TASK REQUIREMENTS:
A faithful copy of each record is required, minus the images.
___ LISTED ENTRIES ___
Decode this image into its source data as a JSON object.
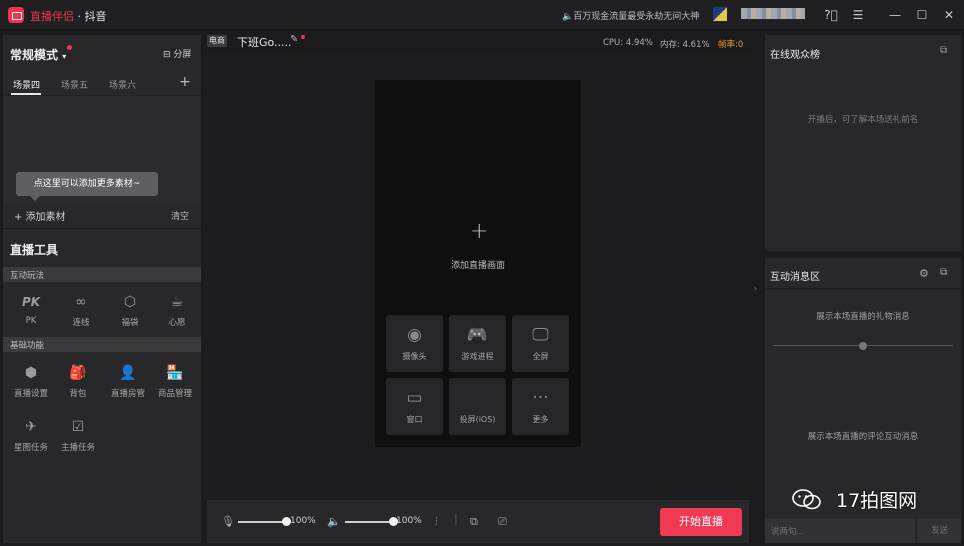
{
  "titlebar": {
    "brand": "直播伴侣",
    "app_suffix": "· 抖音",
    "notice": "百万现金流量最受永劫无间大神",
    "icons": [
      "help-icon",
      "menu-icon",
      "minimize-icon",
      "maximize-icon",
      "close-icon"
    ]
  },
  "left": {
    "mode": "常规模式",
    "split": "分屏",
    "scene_tabs": [
      "场景四",
      "场景五",
      "场景六"
    ],
    "tooltip": "点这里可以添加更多素材~",
    "add_material": "+ 添加素材",
    "clear": "清空",
    "tools_title": "直播工具",
    "interactive_label": "互动玩法",
    "interactive_tools": [
      {
        "label": "PK",
        "icon": "pk-icon"
      },
      {
        "label": "连线",
        "icon": "link-icon"
      },
      {
        "label": "福袋",
        "icon": "lucky-bag-icon"
      },
      {
        "label": "心愿",
        "icon": "wish-icon"
      }
    ],
    "basic_label": "基础功能",
    "basic_tools": [
      {
        "label": "直播设置",
        "icon": "settings-hex-icon"
      },
      {
        "label": "背包",
        "icon": "backpack-icon"
      },
      {
        "label": "直播房管",
        "icon": "room-admin-icon"
      },
      {
        "label": "商品管理",
        "icon": "store-icon"
      },
      {
        "label": "星图任务",
        "icon": "star-map-icon"
      },
      {
        "label": "主播任务",
        "icon": "task-check-icon"
      }
    ]
  },
  "center": {
    "tag": "电商",
    "room_title": "下班Go.....",
    "cpu": "CPU: 4.94%",
    "mem": "内存: 4.61%",
    "fps": "帧率:0",
    "canvas_hint": "添加直播画面",
    "sources": [
      {
        "label": "摄像头",
        "icon": "camera-icon"
      },
      {
        "label": "游戏进程",
        "icon": "gamepad-icon"
      },
      {
        "label": "全屏",
        "icon": "monitor-icon"
      },
      {
        "label": "窗口",
        "icon": "window-icon"
      },
      {
        "label": "投屏(iOS)",
        "icon": "apple-icon"
      },
      {
        "label": "更多",
        "icon": "more-icon"
      }
    ]
  },
  "bottom": {
    "mic_volume": "100%",
    "speaker_volume": "100%",
    "mic_level": 1.0,
    "speaker_level": 1.0,
    "start_live": "开始直播"
  },
  "right": {
    "audience_title": "在线观众榜",
    "audience_hint": "开播后，可了解本场送礼前名",
    "messages_title": "互动消息区",
    "gift_hint": "展示本场直播的礼物消息",
    "comment_hint": "展示本场直播的评论互动消息",
    "input_placeholder": "说两句...",
    "send": "发送"
  },
  "watermark": "17拍图网",
  "colors": {
    "accent": "#f0354f",
    "fps_warning": "#f2992d",
    "panel_bg": "#28282b",
    "stage_bg": "#1d1d1f"
  }
}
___
RESPONSE TO THE TASK:
Decode this image into its source data as a JSON object.
{
  "titlebar": {
    "brand": "直播伴侣",
    "app_suffix": "· 抖音",
    "notice": "百万现金流量最受永劫无间大神",
    "icons": [
      "help-icon",
      "menu-icon",
      "minimize-icon",
      "maximize-icon",
      "close-icon"
    ]
  },
  "left": {
    "mode": "常规模式",
    "split": "分屏",
    "scene_tabs": [
      "场景四",
      "场景五",
      "场景六"
    ],
    "tooltip": "点这里可以添加更多素材~",
    "add_material": "+ 添加素材",
    "clear": "清空",
    "tools_title": "直播工具",
    "interactive_label": "互动玩法",
    "interactive_tools": [
      {
        "label": "PK",
        "icon": "pk-icon"
      },
      {
        "label": "连线",
        "icon": "link-icon"
      },
      {
        "label": "福袋",
        "icon": "lucky-bag-icon"
      },
      {
        "label": "心愿",
        "icon": "wish-icon"
      }
    ],
    "basic_label": "基础功能",
    "basic_tools": [
      {
        "label": "直播设置",
        "icon": "settings-hex-icon"
      },
      {
        "label": "背包",
        "icon": "backpack-icon"
      },
      {
        "label": "直播房管",
        "icon": "room-admin-icon"
      },
      {
        "label": "商品管理",
        "icon": "store-icon"
      },
      {
        "label": "星图任务",
        "icon": "star-map-icon"
      },
      {
        "label": "主播任务",
        "icon": "task-check-icon"
      }
    ]
  },
  "center": {
    "tag": "电商",
    "room_title": "下班Go.....",
    "cpu": "CPU: 4.94%",
    "mem": "内存: 4.61%",
    "fps": "帧率:0",
    "canvas_hint": "添加直播画面",
    "sources": [
      {
        "label": "摄像头",
        "icon": "camera-icon"
      },
      {
        "label": "游戏进程",
        "icon": "gamepad-icon"
      },
      {
        "label": "全屏",
        "icon": "monitor-icon"
      },
      {
        "label": "窗口",
        "icon": "window-icon"
      },
      {
        "label": "投屏(iOS)",
        "icon": "apple-icon"
      },
      {
        "label": "更多",
        "icon": "more-icon"
      }
    ]
  },
  "bottom": {
    "mic_volume": "100%",
    "speaker_volume": "100%",
    "mic_level": 1.0,
    "speaker_level": 1.0,
    "start_live": "开始直播"
  },
  "right": {
    "audience_title": "在线观众榜",
    "audience_hint": "开播后，可了解本场送礼前名",
    "messages_title": "互动消息区",
    "gift_hint": "展示本场直播的礼物消息",
    "comment_hint": "展示本场直播的评论互动消息",
    "input_placeholder": "说两句...",
    "send": "发送"
  },
  "watermark": "17拍图网",
  "colors": {
    "accent": "#f0354f",
    "fps_warning": "#f2992d",
    "panel_bg": "#28282b",
    "stage_bg": "#1d1d1f"
  }
}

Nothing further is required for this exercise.